WHAT THIS TASK INVOLVES: Copy out each line of the data holding "Anbieter".
START PROVIDED DATA
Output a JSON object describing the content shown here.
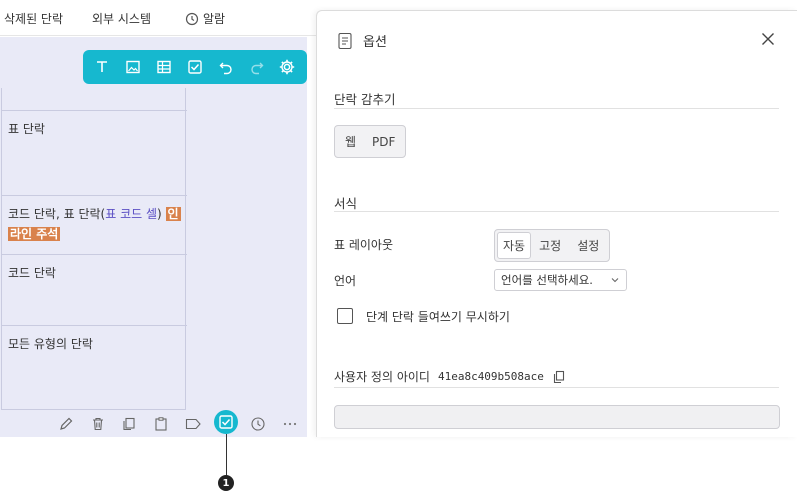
{
  "topnav": {
    "deleted_blocks": "삭제된 단락",
    "external_system": "외부 시스템",
    "alarm": "알람"
  },
  "blocks": [
    {
      "label": "표 단락"
    },
    {
      "prefix": "코드 단락, 표 단락(",
      "middle": "표 코드 셀",
      "suffix": ") ",
      "highlight1": "인",
      "highlight2": "라인 주석"
    },
    {
      "label": "코드 단락"
    },
    {
      "label": "모든 유형의 단락"
    }
  ],
  "toolbar": {
    "icons": [
      "text-icon",
      "image-icon",
      "table-icon",
      "checkbox-icon",
      "undo-icon",
      "redo-icon",
      "settings-icon"
    ]
  },
  "bottombar": {
    "icons": [
      "pencil-icon",
      "trash-icon",
      "copy-icon",
      "clipboard-icon",
      "label-icon",
      "checkbox-icon",
      "clock-icon",
      "more-icon"
    ],
    "active": "checkbox-icon"
  },
  "callout": {
    "number": "1"
  },
  "panel": {
    "title": "옵션",
    "hide_section": {
      "title": "단락 감추기",
      "options": [
        "웹",
        "PDF"
      ]
    },
    "format_section": {
      "title": "서식",
      "table_layout_label": "표 레이아웃",
      "table_layout_options": [
        "자동",
        "고정",
        "설정"
      ],
      "table_layout_selected": "자동",
      "language_label": "언어",
      "language_placeholder": "언어를 선택하세요.",
      "ignore_indent_label": "단계 단락 들여쓰기 무시하기",
      "ignore_indent_checked": false
    },
    "custom_id": {
      "label": "사용자 정의 아이디",
      "value": "41ea8c409b508ace"
    },
    "id_input_value": ""
  },
  "colors": {
    "accent": "#16b8cf",
    "doc_background": "#e9eaf7",
    "highlight": "#d9824c"
  }
}
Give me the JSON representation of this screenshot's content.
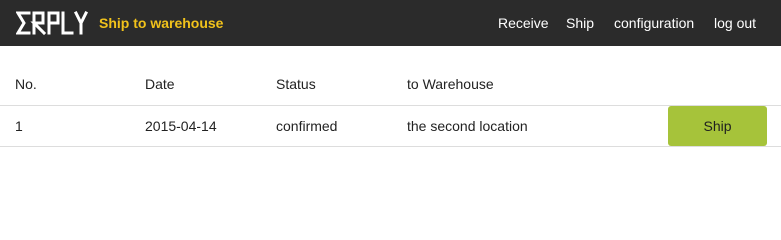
{
  "header": {
    "logo_text": "ERPLY",
    "page_title": "Ship to warehouse",
    "nav": {
      "receive": "Receive",
      "ship": "Ship",
      "configuration": "configuration",
      "logout": "log out"
    },
    "colors": {
      "bar": "#2b2b2b",
      "title": "#f1c21b",
      "nav_text": "#ffffff"
    }
  },
  "table": {
    "columns": [
      "No.",
      "Date",
      "Status",
      "to Warehouse"
    ],
    "rows": [
      {
        "no": "1",
        "date": "2015-04-14",
        "status": "confirmed",
        "warehouse": "the second location",
        "action_label": "Ship"
      }
    ],
    "colors": {
      "action_button": "#a6c33a"
    }
  }
}
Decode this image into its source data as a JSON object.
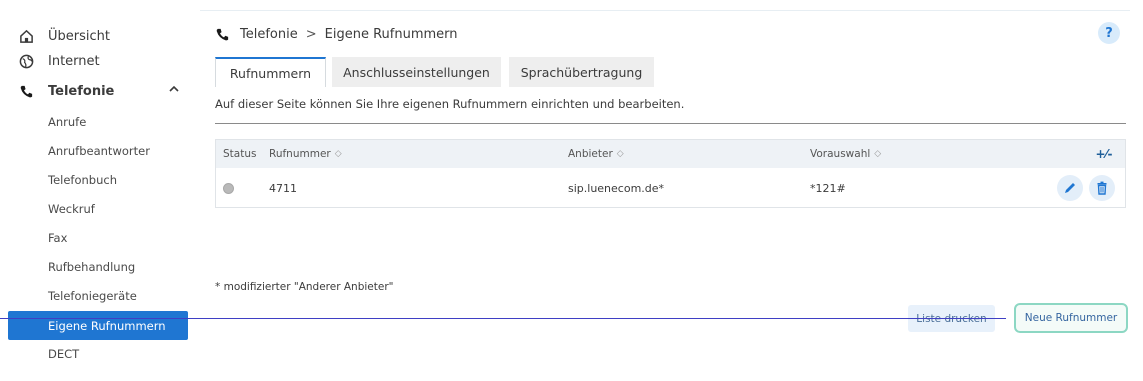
{
  "sidebar": {
    "main_items": [
      {
        "label": "Übersicht",
        "icon": "home-icon"
      },
      {
        "label": "Internet",
        "icon": "globe-icon"
      },
      {
        "label": "Telefonie",
        "icon": "phone-icon"
      }
    ],
    "sub_items": [
      "Anrufe",
      "Anrufbeantworter",
      "Telefonbuch",
      "Weckruf",
      "Fax",
      "Rufbehandlung",
      "Telefoniegeräte",
      "Eigene Rufnummern",
      "DECT"
    ],
    "active_item": "Eigene Rufnummern"
  },
  "header": {
    "section": "Telefonie",
    "separator": ">",
    "page": "Eigene Rufnummern",
    "help_label": "?"
  },
  "tabs": [
    {
      "label": "Rufnummern",
      "active": true
    },
    {
      "label": "Anschlusseinstellungen",
      "active": false
    },
    {
      "label": "Sprachübertragung",
      "active": false
    }
  ],
  "intro_text": "Auf dieser Seite können Sie Ihre eigenen Rufnummern einrichten und bearbeiten.",
  "table": {
    "columns": {
      "status": "Status",
      "number": "Rufnummer",
      "provider": "Anbieter",
      "preselect": "Vorauswahl"
    },
    "rows": [
      {
        "number": "4711",
        "provider": "sip.luenecom.de*",
        "preselect": "*121#",
        "status": "inactive"
      }
    ],
    "header_action_symbol": "+⁄-"
  },
  "footnote": "* modifizierter \"Anderer Anbieter\"",
  "buttons": {
    "print": "Liste drucken",
    "new_number": "Neue Rufnummer"
  },
  "colors": {
    "accent": "#1f76d2",
    "new_button_border": "#8cd7c3",
    "status_inactive": "#b9b9b9"
  }
}
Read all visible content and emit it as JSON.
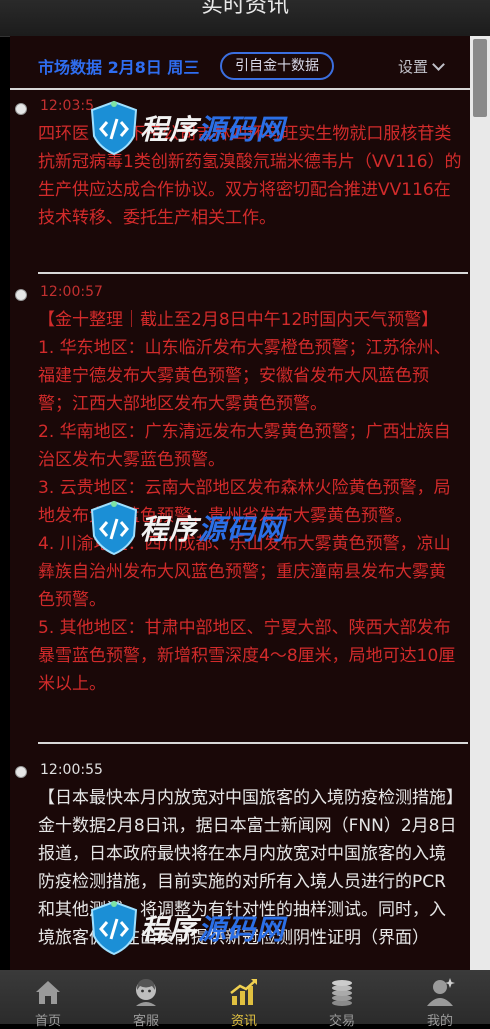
{
  "page_title": "实时资讯",
  "header": {
    "market_title": "市场数据 2月8日 周三",
    "source_label": "引自金十数据",
    "settings_label": "设置"
  },
  "news": [
    {
      "time": "12:03:5",
      "text": "四环医  ：旗下子公司吉林四环与旺实生物就口服核苷类抗新冠病毒1类创新药氢溴酸氘瑞米德韦片（VV116）的生产供应达成合作协议。双方将密切配合推进VV116在技术转移、委托生产相关工作。"
    },
    {
      "time": "12:00:57",
      "text": "【金十整理｜截止至2月8日中午12时国内天气预警】\n1. 华东地区：山东临沂发布大雾橙色预警；江苏徐州、福建宁德发布大雾黄色预警；安徽省发布大风蓝色预警；江西大部地区发布大雾黄色预警。\n2. 华南地区：广东清远发布大雾黄色预警；广西壮族自治区发布大雾蓝色预警。\n3. 云贵地区：云南大部地区发布森林火险黄色预警，局地发布大风蓝色预警；贵州省发布大雾黄色预警。\n4. 川渝地区：四川成都、乐山发布大雾黄色预警，凉山彝族自治州发布大风蓝色预警；重庆潼南县发布大雾黄色预警。\n5. 其他地区：甘肃中部地区、宁夏大部、陕西大部发布暴雪蓝色预警，新增积雪深度4～8厘米，局地可达10厘米以上。"
    },
    {
      "time": "12:00:55",
      "text": "【日本最快本月内放宽对中国旅客的入境防疫检测措施】金十数据2月8日讯，据日本富士新闻网（FNN）2月8日报道，日本政府最快将在本月内放宽对中国旅客的入境防疫检测措施，目前实施的对所有入境人员进行的PCR和其他测试，将调整为有针对性的抽样测试。同时，入境旅客仍须在出发前提供新冠检测阴性证明（界面）"
    }
  ],
  "nav": [
    {
      "label": "首页",
      "icon": "home-icon"
    },
    {
      "label": "客服",
      "icon": "customer-service-icon"
    },
    {
      "label": "资讯",
      "icon": "chart-icon"
    },
    {
      "label": "交易",
      "icon": "coins-icon"
    },
    {
      "label": "我的",
      "icon": "user-icon"
    }
  ],
  "watermark": {
    "text_a": "程序",
    "text_b": "源码网"
  },
  "colors": {
    "accent_blue": "#2f6df0",
    "news_red": "#d22b2b",
    "active_tab": "#e0c040",
    "background": "#1a0808"
  }
}
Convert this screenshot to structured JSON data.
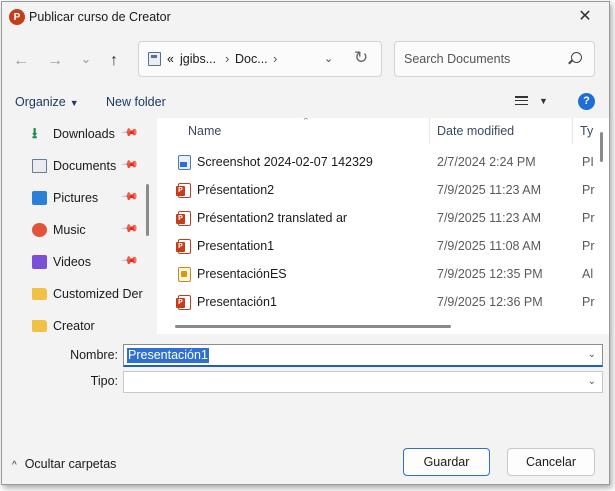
{
  "window": {
    "title": "Publicar curso de Creator",
    "app_icon_letter": "P",
    "close_glyph": "✕"
  },
  "nav": {
    "back_glyph": "←",
    "forward_glyph": "→",
    "history_glyph": "⌄",
    "up_glyph": "↑"
  },
  "address": {
    "overflow": "«",
    "segments": [
      "jgibs...",
      "Doc..."
    ],
    "separator": "›",
    "dropdown_glyph": "⌄",
    "refresh_glyph": "↻"
  },
  "search": {
    "placeholder": "Search Documents"
  },
  "toolbar": {
    "organize_label": "Organize",
    "organize_caret": "▼",
    "new_folder_label": "New folder",
    "view_caret": "▼",
    "help_glyph": "?"
  },
  "sidebar": {
    "pin_glyph": "📌",
    "items": [
      {
        "label": "Downloads",
        "icon": "download-icon",
        "pinned": true
      },
      {
        "label": "Documents",
        "icon": "document-icon",
        "pinned": true
      },
      {
        "label": "Pictures",
        "icon": "pictures-icon",
        "pinned": true
      },
      {
        "label": "Music",
        "icon": "music-icon",
        "pinned": true
      },
      {
        "label": "Videos",
        "icon": "videos-icon",
        "pinned": true
      },
      {
        "label": "Customized Der",
        "icon": "folder-icon",
        "pinned": false
      },
      {
        "label": "Creator",
        "icon": "folder-icon",
        "pinned": false
      }
    ]
  },
  "files": {
    "columns": [
      "Name",
      "Date modified",
      "Ty"
    ],
    "sort_glyph": "⌃",
    "rows": [
      {
        "name": "Screenshot 2024-02-07 142329",
        "date": "2/7/2024 2:24 PM",
        "type": "PI",
        "icon": "image-file-icon"
      },
      {
        "name": "Présentation2",
        "date": "7/9/2025 11:23 AM",
        "type": "Pr",
        "icon": "powerpoint-file-icon"
      },
      {
        "name": "Présentation2 translated ar",
        "date": "7/9/2025 11:23 AM",
        "type": "Pr",
        "icon": "powerpoint-file-icon"
      },
      {
        "name": "Presentation1",
        "date": "7/9/2025 11:08 AM",
        "type": "Pr",
        "icon": "powerpoint-file-icon"
      },
      {
        "name": "PresentaciónES",
        "date": "7/9/2025 12:35 PM",
        "type": "Al",
        "icon": "slideshow-file-icon"
      },
      {
        "name": "Presentación1",
        "date": "7/9/2025 12:36 PM",
        "type": "Pr",
        "icon": "powerpoint-file-icon"
      }
    ]
  },
  "form": {
    "name_label": "Nombre:",
    "name_value": "Presentación1",
    "type_label": "Tipo:",
    "type_value": "",
    "dropdown_glyph": "⌄"
  },
  "footer": {
    "hide_folders_caret": "^",
    "hide_folders_label": "Ocultar carpetas",
    "save_label": "Guardar",
    "cancel_label": "Cancelar"
  },
  "colors": {
    "accent": "#2f6fd0",
    "powerpoint": "#c43e1c",
    "dialog_bg": "#f3f3f3"
  }
}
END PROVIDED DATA
SOLUTION FOR THIS TASK:
      "provider": "Anbieter",
  "footnote": "* modifizierter \"Anderer Anbieter\"",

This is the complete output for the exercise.